**Work task**
The answer should match the records character for character.

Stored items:
= = = =
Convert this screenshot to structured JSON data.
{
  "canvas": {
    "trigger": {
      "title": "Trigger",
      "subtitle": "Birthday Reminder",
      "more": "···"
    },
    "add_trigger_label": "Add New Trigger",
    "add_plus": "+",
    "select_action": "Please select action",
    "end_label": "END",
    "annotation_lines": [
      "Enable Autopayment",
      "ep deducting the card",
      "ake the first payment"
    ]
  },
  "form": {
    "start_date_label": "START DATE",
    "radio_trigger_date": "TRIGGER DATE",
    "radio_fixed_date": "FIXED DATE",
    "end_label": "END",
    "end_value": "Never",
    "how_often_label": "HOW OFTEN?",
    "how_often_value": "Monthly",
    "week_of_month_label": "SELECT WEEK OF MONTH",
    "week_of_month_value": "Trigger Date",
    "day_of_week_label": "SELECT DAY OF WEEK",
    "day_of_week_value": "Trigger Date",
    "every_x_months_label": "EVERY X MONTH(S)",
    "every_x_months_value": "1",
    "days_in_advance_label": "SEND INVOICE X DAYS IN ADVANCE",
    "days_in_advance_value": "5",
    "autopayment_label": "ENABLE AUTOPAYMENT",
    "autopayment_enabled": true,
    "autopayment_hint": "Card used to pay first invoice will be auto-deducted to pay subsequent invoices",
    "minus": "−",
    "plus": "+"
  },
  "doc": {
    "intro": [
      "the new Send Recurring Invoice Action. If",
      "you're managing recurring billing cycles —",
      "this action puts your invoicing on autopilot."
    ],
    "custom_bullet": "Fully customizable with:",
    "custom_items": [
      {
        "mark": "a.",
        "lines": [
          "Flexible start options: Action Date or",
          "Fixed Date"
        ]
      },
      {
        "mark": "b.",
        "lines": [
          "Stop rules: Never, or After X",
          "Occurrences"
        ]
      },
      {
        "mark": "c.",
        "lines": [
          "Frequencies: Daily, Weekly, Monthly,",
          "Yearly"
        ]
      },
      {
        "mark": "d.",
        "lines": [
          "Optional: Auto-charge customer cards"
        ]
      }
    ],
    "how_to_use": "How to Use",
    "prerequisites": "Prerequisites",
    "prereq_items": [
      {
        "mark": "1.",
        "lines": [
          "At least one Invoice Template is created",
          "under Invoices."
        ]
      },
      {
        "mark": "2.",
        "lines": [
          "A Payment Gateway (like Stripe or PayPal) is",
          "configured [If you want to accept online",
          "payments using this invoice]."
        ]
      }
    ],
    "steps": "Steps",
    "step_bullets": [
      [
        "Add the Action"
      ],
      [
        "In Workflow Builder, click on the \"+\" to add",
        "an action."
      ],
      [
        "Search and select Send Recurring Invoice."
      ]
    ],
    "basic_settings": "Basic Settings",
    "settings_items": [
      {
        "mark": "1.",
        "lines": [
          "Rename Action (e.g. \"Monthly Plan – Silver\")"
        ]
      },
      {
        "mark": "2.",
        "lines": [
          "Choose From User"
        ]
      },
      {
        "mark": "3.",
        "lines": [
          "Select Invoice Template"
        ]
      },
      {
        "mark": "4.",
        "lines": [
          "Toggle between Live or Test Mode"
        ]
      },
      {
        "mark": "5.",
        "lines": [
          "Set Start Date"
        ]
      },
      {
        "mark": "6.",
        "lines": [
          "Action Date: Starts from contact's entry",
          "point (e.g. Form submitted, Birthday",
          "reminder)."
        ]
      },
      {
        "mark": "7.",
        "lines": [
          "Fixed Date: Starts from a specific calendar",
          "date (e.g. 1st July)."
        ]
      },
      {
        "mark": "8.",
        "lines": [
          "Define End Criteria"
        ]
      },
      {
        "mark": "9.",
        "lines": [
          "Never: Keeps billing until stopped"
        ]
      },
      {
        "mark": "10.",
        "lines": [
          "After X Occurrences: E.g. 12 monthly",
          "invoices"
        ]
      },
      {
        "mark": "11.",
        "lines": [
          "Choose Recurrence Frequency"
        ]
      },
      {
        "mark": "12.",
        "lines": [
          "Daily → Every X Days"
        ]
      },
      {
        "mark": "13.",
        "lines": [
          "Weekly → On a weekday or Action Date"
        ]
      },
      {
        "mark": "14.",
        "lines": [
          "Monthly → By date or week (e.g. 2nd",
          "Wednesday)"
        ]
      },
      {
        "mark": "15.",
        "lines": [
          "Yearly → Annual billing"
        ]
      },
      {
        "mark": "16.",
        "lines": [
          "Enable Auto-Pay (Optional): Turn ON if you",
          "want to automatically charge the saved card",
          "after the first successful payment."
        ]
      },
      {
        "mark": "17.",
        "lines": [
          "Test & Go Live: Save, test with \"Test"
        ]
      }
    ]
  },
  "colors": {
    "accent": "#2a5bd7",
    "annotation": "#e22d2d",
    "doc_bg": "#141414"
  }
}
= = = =
**Answer to this task**
Convert this screenshot to structured JSON data.
{
  "canvas": {
    "trigger": {
      "title": "Trigger",
      "subtitle": "Birthday Reminder",
      "more": "···"
    },
    "add_trigger_label": "Add New Trigger",
    "add_plus": "+",
    "select_action": "Please select action",
    "end_label": "END",
    "annotation_lines": [
      "Enable Autopayment",
      "ep deducting the card",
      "ake the first payment"
    ]
  },
  "form": {
    "start_date_label": "START DATE",
    "radio_trigger_date": "TRIGGER DATE",
    "radio_fixed_date": "FIXED DATE",
    "end_label": "END",
    "end_value": "Never",
    "how_often_label": "HOW OFTEN?",
    "how_often_value": "Monthly",
    "week_of_month_label": "SELECT WEEK OF MONTH",
    "week_of_month_value": "Trigger Date",
    "day_of_week_label": "SELECT DAY OF WEEK",
    "day_of_week_value": "Trigger Date",
    "every_x_months_label": "EVERY X MONTH(S)",
    "every_x_months_value": "1",
    "days_in_advance_label": "SEND INVOICE X DAYS IN ADVANCE",
    "days_in_advance_value": "5",
    "autopayment_label": "ENABLE AUTOPAYMENT",
    "autopayment_enabled": true,
    "autopayment_hint": "Card used to pay first invoice will be auto-deducted to pay subsequent invoices",
    "minus": "−",
    "plus": "+"
  },
  "doc": {
    "intro": [
      "the new Send Recurring Invoice Action. If",
      "you're managing recurring billing cycles —",
      "this action puts your invoicing on autopilot."
    ],
    "custom_bullet": "Fully customizable with:",
    "custom_items": [
      {
        "mark": "a.",
        "lines": [
          "Flexible start options: Action Date or",
          "Fixed Date"
        ]
      },
      {
        "mark": "b.",
        "lines": [
          "Stop rules: Never, or After X",
          "Occurrences"
        ]
      },
      {
        "mark": "c.",
        "lines": [
          "Frequencies: Daily, Weekly, Monthly,",
          "Yearly"
        ]
      },
      {
        "mark": "d.",
        "lines": [
          "Optional: Auto-charge customer cards"
        ]
      }
    ],
    "how_to_use": "How to Use",
    "prerequisites": "Prerequisites",
    "prereq_items": [
      {
        "mark": "1.",
        "lines": [
          "At least one Invoice Template is created",
          "under Invoices."
        ]
      },
      {
        "mark": "2.",
        "lines": [
          "A Payment Gateway (like Stripe or PayPal) is",
          "configured [If you want to accept online",
          "payments using this invoice]."
        ]
      }
    ],
    "steps": "Steps",
    "step_bullets": [
      [
        "Add the Action"
      ],
      [
        "In Workflow Builder, click on the \"+\" to add",
        "an action."
      ],
      [
        "Search and select Send Recurring Invoice."
      ]
    ],
    "basic_settings": "Basic Settings",
    "settings_items": [
      {
        "mark": "1.",
        "lines": [
          "Rename Action (e.g. \"Monthly Plan – Silver\")"
        ]
      },
      {
        "mark": "2.",
        "lines": [
          "Choose From User"
        ]
      },
      {
        "mark": "3.",
        "lines": [
          "Select Invoice Template"
        ]
      },
      {
        "mark": "4.",
        "lines": [
          "Toggle between Live or Test Mode"
        ]
      },
      {
        "mark": "5.",
        "lines": [
          "Set Start Date"
        ]
      },
      {
        "mark": "6.",
        "lines": [
          "Action Date: Starts from contact's entry",
          "point (e.g. Form submitted, Birthday",
          "reminder)."
        ]
      },
      {
        "mark": "7.",
        "lines": [
          "Fixed Date: Starts from a specific calendar",
          "date (e.g. 1st July)."
        ]
      },
      {
        "mark": "8.",
        "lines": [
          "Define End Criteria"
        ]
      },
      {
        "mark": "9.",
        "lines": [
          "Never: Keeps billing until stopped"
        ]
      },
      {
        "mark": "10.",
        "lines": [
          "After X Occurrences: E.g. 12 monthly",
          "invoices"
        ]
      },
      {
        "mark": "11.",
        "lines": [
          "Choose Recurrence Frequency"
        ]
      },
      {
        "mark": "12.",
        "lines": [
          "Daily → Every X Days"
        ]
      },
      {
        "mark": "13.",
        "lines": [
          "Weekly → On a weekday or Action Date"
        ]
      },
      {
        "mark": "14.",
        "lines": [
          "Monthly → By date or week (e.g. 2nd",
          "Wednesday)"
        ]
      },
      {
        "mark": "15.",
        "lines": [
          "Yearly → Annual billing"
        ]
      },
      {
        "mark": "16.",
        "lines": [
          "Enable Auto-Pay (Optional): Turn ON if you",
          "want to automatically charge the saved card",
          "after the first successful payment."
        ]
      },
      {
        "mark": "17.",
        "lines": [
          "Test & Go Live: Save, test with \"Test"
        ]
      }
    ]
  },
  "colors": {
    "accent": "#2a5bd7",
    "annotation": "#e22d2d",
    "doc_bg": "#141414"
  }
}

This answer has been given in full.